While speaking to news agency PTI, Sun, ahead of the second informal summit between Prime Minister Narendra Modi and President Xi Jinping, said India and China should resolve disputes peacefully through dialogues at the regional level and jointly uphold peace and stability.
The preparations for the summit in the ancient coastal town of Mamallapuramon near Chennai have come under the shadow of the Kashmir issue as both sides are yet to announce the dates for Xi's India visit though it is learnt that he will arrive in Chennai on Friday for a nearly 24-hour trip.
The Chinese envoy said both India and China should go beyond the model of "management of differences" and work towards actively shaping bilateral relations through accumulation of positive energy and forging greater cooperation for common development.
"At the regional level, we should resolve disputes peacefully through dialogues and consultations and jointly uphold regional peace and stability," he said, noting that China-India ties transcend the bilateral dimension and have assumed global and strategic significance.
"The two sides should strengthen strategic communication, enhance political mutual trust, give full play to the irreplaceable guidance of the two leaders in bilateral relations, and ensure the accurate transmission and solid implementation of the consensus reached by the two leaders," said the envoy.
The ties between India and China came under some strain after India announced withdrawal of Jammu and Kashmir's special status and bifurcated the state into two Union territories.
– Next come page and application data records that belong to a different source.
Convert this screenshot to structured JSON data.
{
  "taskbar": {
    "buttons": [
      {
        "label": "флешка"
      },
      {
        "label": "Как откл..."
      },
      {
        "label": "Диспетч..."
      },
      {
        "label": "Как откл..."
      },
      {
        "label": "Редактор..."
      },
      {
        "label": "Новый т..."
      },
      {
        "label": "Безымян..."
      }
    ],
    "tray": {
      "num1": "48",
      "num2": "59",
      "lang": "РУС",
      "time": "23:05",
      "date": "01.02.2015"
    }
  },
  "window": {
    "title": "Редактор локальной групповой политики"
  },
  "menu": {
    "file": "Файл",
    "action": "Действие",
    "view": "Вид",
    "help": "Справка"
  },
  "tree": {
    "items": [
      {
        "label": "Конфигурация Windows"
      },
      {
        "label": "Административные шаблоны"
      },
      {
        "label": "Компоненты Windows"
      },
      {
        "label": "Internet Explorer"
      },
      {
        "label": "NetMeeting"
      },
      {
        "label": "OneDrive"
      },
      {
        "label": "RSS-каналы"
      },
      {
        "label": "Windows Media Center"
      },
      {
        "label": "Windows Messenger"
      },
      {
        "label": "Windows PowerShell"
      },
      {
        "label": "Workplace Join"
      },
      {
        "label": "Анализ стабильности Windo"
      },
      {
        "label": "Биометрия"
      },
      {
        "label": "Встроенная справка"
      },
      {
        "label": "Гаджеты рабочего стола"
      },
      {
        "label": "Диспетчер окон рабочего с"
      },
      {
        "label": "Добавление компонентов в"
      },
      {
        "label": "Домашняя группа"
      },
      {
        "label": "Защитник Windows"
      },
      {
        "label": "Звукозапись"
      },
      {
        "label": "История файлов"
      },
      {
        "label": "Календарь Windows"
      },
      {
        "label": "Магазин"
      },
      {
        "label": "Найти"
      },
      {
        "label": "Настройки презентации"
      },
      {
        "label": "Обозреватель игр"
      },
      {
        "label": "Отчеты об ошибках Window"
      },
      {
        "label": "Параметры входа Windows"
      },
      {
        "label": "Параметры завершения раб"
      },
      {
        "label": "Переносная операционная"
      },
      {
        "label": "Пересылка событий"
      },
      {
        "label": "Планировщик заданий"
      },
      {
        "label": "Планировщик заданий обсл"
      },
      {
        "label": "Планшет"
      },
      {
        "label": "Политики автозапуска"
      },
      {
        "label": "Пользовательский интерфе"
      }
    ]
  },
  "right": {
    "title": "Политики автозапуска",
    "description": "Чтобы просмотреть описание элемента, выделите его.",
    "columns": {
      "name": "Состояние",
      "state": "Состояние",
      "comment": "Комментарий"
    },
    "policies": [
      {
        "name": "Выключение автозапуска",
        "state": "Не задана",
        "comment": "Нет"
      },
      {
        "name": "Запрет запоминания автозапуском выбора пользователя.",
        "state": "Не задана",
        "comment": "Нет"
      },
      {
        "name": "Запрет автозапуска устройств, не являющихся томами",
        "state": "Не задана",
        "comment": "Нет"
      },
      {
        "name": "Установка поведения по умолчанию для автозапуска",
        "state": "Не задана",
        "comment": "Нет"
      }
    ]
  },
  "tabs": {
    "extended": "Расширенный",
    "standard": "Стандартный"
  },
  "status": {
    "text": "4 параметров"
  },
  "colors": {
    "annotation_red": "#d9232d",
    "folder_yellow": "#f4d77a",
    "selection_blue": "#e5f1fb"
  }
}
China criticised India's decision and its Foreign Minister Wang Yi even raised it at the UN General Assembly last month.
Days later, Chinese ambassador to Pakistan Yao Jing said that China was working for Kashmiris to help them get their fundamental rights and justice, comments which have not gone down well with New Delhi.
The first informal summit between Modi and Xi took place in picturesque Chinese lake city Wuhan in April 2018, months after a 73-day long face off between the armies of the two countries in Doklam tri-juction in Sikkim sector raised fears of a war between the two Asian giants.
In the summit, Modi and Xi decided to issue "strategic guidance" to their militaries to strengthen communication and build trust and understanding.
In Mamallapuramon summit, the focus of the talks is likely to be on steps to ensure mutual development and expanding overall ties.
Noting that the positive effect of Wuhan Summit is constantly unfolding, the Chinese envoy said, "We should go beyond the model of differences management, actively shape bilateral relations and accumulate positive energy. We should enhance exchanges and cooperation, promote convergence of interests and achieve common development."
On the decades-old boundary question, the envoy said it is normal for neighbours to have differences and the key is to properly handle them and find solution through dialogue and consultation.
"Over the past decades, not a single bullet has been fired at the China-India border area, and peace and tranquility has been maintained. Boundary question is only part of China-India relations," Sun said.
"We need to keep it in the larger picture of China-India relations and do not let the boundary dispute affect the normal development of bilateral relations," he said.
The envoy said China and India should strengthen communication and coordination on international and regional affairs.
"The uncertainty of the international situation poses common challenges to both China and India. Strengthening solidarity and cooperation between us is an opportunity for our respective development and the world at large," he said.
"I am convinced that China and India have the vision and capability to chart a course of common development and win-win cooperation among emerging countries and contribute to the building of a community with a shared future," he added.
Talking about issues relating to trade, Sun said China has long been India's largest trading partner and India is China's largest trading partner in South Asia, adding since the beginning of the 21st century, bilateral trade has grown from less than USD 3 billion to nearly USD 100 billion, an increase of about 32 times.
"More than 1,000 Chinese companies have increased their investment in industrial parks, e-commerce and other areas in India, with a total investment of USD 8 billion and 200,000 local jobs created," he said.
At the same time, he said there is huge potential and broad prospects for expanding economic and trade cooperation.
"China encourages Chinese companies to invest in India and hopes that India will provide a more fair, friendly and convenient business environment for Chinese companies to operate in India," he added.
(With inputs from agencies)